The Jonathan Rose Companies owned the 306-unit, Section 8 building for senior citizens until it was sold last month to the Hudson Valley Property Group.
City officials warn that if you are a resident, visitor or employee at the Nevada Street Apartments and are feeling symptoms, you should seek medical attention. Those symptoms are similar to the symptoms of other types of pneumonia, and they even can resemble those of flu:
Officials recommend residents apply the following precautions:
- Consider taking a bath instead of a shower, since a shower could create a water mist. Try to minimize your time in the bathroom while the tub is filling.
- It is fine to brush your teeth, wash your hands, or wash dishes, but fill the sink slowly to avoid creating a mist.
- It is fine to drink cold water from the tap but start with cold water when heating water for tea, coffee, or cooking. You cannot get Legionnaires’ disease by drinking water.
People with questions about Legionnaires’ disease can contact the Newark Department of Health and Community Wellness at (973) 733-7592.

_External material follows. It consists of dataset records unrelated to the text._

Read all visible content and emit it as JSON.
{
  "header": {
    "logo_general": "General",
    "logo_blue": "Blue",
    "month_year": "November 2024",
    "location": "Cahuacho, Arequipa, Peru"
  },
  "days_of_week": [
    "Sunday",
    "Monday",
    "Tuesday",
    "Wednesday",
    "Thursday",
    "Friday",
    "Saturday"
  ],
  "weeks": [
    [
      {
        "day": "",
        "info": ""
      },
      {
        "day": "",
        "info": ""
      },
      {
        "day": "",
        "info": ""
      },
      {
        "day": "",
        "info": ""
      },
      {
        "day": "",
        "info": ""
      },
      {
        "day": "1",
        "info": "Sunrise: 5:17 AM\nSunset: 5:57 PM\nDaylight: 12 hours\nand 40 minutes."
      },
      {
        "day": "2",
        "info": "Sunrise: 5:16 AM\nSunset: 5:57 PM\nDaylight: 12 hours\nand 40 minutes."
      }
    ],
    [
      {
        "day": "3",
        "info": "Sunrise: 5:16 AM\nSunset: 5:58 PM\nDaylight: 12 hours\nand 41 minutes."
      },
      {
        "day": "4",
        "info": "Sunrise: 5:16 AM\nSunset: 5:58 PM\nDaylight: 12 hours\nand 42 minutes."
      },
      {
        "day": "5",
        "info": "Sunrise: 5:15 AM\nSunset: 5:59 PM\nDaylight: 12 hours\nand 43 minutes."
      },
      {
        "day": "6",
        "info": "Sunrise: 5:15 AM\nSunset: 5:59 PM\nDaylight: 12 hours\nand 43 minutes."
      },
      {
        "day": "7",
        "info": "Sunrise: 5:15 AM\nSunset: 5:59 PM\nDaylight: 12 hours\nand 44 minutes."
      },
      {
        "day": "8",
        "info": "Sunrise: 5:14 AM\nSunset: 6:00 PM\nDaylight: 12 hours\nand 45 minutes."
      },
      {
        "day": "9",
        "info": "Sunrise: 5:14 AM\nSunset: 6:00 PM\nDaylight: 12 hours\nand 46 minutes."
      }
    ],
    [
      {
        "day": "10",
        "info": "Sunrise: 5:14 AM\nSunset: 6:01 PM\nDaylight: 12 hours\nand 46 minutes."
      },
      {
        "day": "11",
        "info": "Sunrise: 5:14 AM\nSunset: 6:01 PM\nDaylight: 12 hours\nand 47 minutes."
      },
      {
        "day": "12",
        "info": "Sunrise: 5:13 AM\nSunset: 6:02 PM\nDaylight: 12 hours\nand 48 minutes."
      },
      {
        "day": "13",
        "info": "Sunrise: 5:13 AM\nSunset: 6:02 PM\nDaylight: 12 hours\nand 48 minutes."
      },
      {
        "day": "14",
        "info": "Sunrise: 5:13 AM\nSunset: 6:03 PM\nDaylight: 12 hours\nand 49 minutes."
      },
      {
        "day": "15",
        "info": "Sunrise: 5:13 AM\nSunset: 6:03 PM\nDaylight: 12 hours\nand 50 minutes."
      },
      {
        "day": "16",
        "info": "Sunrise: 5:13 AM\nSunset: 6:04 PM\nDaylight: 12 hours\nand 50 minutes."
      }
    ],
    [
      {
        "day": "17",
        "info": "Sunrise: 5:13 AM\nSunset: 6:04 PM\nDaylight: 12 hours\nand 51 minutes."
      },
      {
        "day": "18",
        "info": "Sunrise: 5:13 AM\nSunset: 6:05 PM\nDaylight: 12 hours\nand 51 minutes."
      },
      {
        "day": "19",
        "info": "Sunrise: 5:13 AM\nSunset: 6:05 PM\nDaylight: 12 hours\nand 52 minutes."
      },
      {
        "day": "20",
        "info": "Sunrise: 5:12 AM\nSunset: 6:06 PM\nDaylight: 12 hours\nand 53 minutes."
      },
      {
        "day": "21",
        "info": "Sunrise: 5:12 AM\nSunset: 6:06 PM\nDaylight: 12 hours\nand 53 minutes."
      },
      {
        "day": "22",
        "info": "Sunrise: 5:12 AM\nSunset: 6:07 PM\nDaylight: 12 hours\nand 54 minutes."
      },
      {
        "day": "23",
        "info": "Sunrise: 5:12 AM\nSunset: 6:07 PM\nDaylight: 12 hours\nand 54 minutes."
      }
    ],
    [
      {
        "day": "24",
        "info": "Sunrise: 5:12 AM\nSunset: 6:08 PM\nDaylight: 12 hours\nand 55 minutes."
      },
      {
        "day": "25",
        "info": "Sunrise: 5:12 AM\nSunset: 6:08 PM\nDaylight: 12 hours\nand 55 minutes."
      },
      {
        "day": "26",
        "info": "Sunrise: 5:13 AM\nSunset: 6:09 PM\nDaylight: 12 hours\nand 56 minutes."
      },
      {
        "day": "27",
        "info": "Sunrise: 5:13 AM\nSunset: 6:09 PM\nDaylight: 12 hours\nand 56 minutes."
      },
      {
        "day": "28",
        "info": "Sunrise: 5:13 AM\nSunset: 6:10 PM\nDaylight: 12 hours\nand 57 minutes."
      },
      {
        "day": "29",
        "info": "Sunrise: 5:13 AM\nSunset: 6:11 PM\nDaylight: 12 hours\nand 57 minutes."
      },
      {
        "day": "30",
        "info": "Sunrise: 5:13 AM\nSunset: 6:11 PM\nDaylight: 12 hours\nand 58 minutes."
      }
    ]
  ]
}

What is Legionnaires’ disease?
Legionnaires’ disease – also known as legionellosis and Legionella pneumonia – is similar to other types of pneumonia, which is an infection of the air sacs in one or both lungs that can produce fluid in the lungs.
Who is most at risk?
Anyone can get Legionnaires’ disease, but it is especially problematic for the elderly. People most susceptible to infection include:
- people 50 years of age or older
- smokers, current and former
- heavy drinkers of alcoholic beverages
- people with chronic lung disease
- people with compromised immune systems
- recipients of organ transplants
- individuals who are on specific drug protocols (corticosteroids, to name one).
How common is it?
According to the Centers for Disease Control and Prevention (CDC), an estimated 25,000 cases of pneumonia due to Legionella bacteria (Legionella pneumophila) occur each year, but only 5,000 cases are reported because of its nonspecific signs and symptoms.
Ten percent of those who become infected with Legionnaires’ disease will die from the infection.
Where do Legionella live?
The bacteria, which grow best in warm water, are found primarily in human-made environments. Outbreaks and clusters have been linked to many sources, such as:
- the cooling towers of air conditioning systems
- large plumbing systems
- water systems such as those used in hospitals, nursing homes, and hotels
- showers and faucets
- hot water tanks and heaters
- swimming pools
- hot tubs and whirlpools
- equipment used in physical therapy
- mist machines and hand-held sprayers
- decorative fountains.